I told her there would be no need for a mediator. An attorney would help me hash it out. Then I called her. It was a brief call. And, I told her that his kids live in this house. They drink the water. They watch the TV. They use the electricity. They use the Wi-Fi.

“This probably could have all been avoided if you would have just had a phone conversation with him,” she said.

Un-fucking-believable. Seriously un-fucking-believable.

I was in panic mode. I was almost hyperventilating. I only got my bank account changed thanks to the persistence of my heaven-sent neighbor.

She almost pushed me out my door and insisted I get that taken care of before the kids got home from school. So, I did. And, I thanked her later for helping me find my spine.

I also spoke with the victim’s advocate through the local police department, and she gave me great advice. It calmed my nerves.

“He thinks he’s won. But he hasn’t won,” she said.

She said my name, too. Which somehow made her statement hit home.

I calmed down, celebrated no cavities, and focused on getting dinner done, a cake made for my son’s party, and handling stupid house stuff. Dinner was chicken nuggets, and one of my daughters wanted blue cheese salad dressing as a dipper. We didn’t have any. So I wandered the neighborhood in search of some.

My first stop was across the street. The husband was sitting outside having a beer with a family friend who happened to be a sheriff’s deputy. She asked how I was. And based on my appearance, she really didn’t even need to ask.

I told her what had happened that day. And she went into mama bear mode.

“You need to be someone else. You can’t be you for this,” she said, leaning forward and pointing her finger at me.

She told me to get to the court Monday. To file an emergency petition to cover my ass on finances — to make sure he wouldn’t hang me out to dry. And she assured me I’d get it.

She said I can’t be on defense anymore.

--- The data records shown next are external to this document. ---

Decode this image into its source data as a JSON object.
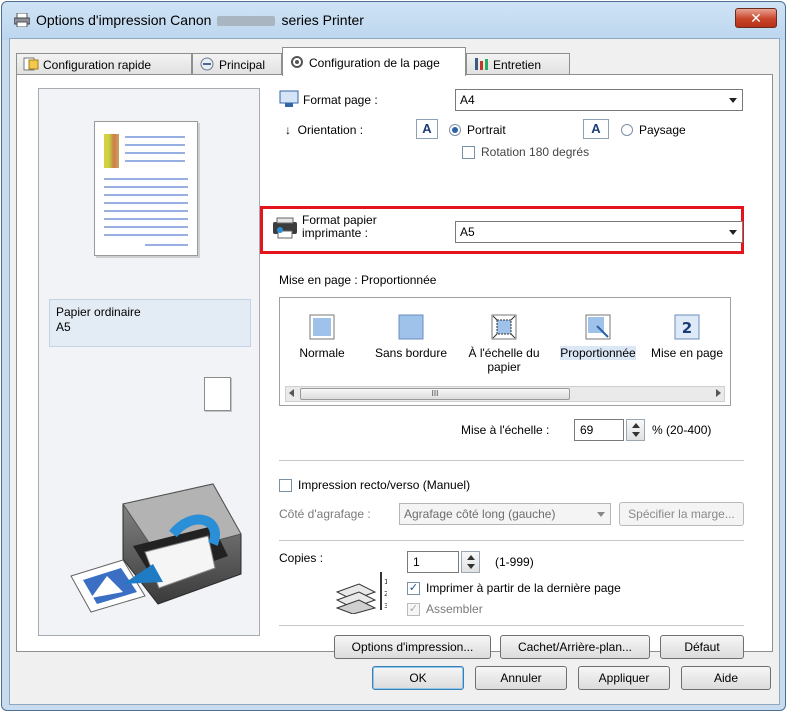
{
  "window": {
    "title_prefix": "Options d'impression Canon",
    "title_suffix": "series Printer",
    "close_label": "✕"
  },
  "tabs": [
    {
      "label": "Configuration rapide"
    },
    {
      "label": "Principal"
    },
    {
      "label": "Configuration de la page"
    },
    {
      "label": "Entretien"
    }
  ],
  "preview": {
    "media_type": "Papier ordinaire",
    "media_size": "A5"
  },
  "page_setup": {
    "page_size_label": "Format page :",
    "page_size_value": "A4",
    "orientation_label": "Orientation :",
    "orientation_icon_glyph": "A",
    "portrait_label": "Portrait",
    "landscape_label": "Paysage",
    "orientation_selected": "Portrait",
    "rotate_label": "Rotation 180 degrés",
    "printer_paper_label_1": "Format papier",
    "printer_paper_label_2": "imprimante :",
    "printer_paper_value": "A5",
    "layout_label": "Mise en page : Proportionnée",
    "layouts": [
      {
        "label": "Normale"
      },
      {
        "label": "Sans bordure"
      },
      {
        "label_1": "À l'échelle du",
        "label_2": "papier"
      },
      {
        "label": "Proportionnée"
      },
      {
        "label": "Mise en page"
      }
    ],
    "layout_selected": "Proportionnée",
    "scroll_thumb_grip": "III",
    "scaling_label": "Mise à l'échelle :",
    "scaling_value": "69",
    "scaling_range": "% (20-400)",
    "duplex_label": "Impression recto/verso (Manuel)",
    "stapling_label": "Côté d'agrafage :",
    "stapling_value": "Agrafage côté long (gauche)",
    "margin_button": "Spécifier la marge...",
    "copies_label": "Copies :",
    "copies_value": "1",
    "copies_range": "(1-999)",
    "print_from_last_label": "Imprimer à partir de la dernière page",
    "collate_label": "Assembler",
    "print_options_button": "Options d'impression...",
    "stamp_button": "Cachet/Arrière-plan...",
    "defaults_button": "Défaut"
  },
  "footer": {
    "ok": "OK",
    "cancel": "Annuler",
    "apply": "Appliquer",
    "help": "Aide"
  },
  "colors": {
    "highlight_border": "#e3141b",
    "window_frame": "#bcd6ee",
    "accent_blue": "#2c62a6"
  }
}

I need to go on offense, and that doesn’t make me a bitch for doing it.

“You have to be someone else to get through this,” she said.

It made sense. Finally. Other people had said the same thing in different ways, but it didn’t take hold until that moment. Maybe it was the way she pointed at me.

So, I guess I will find another me.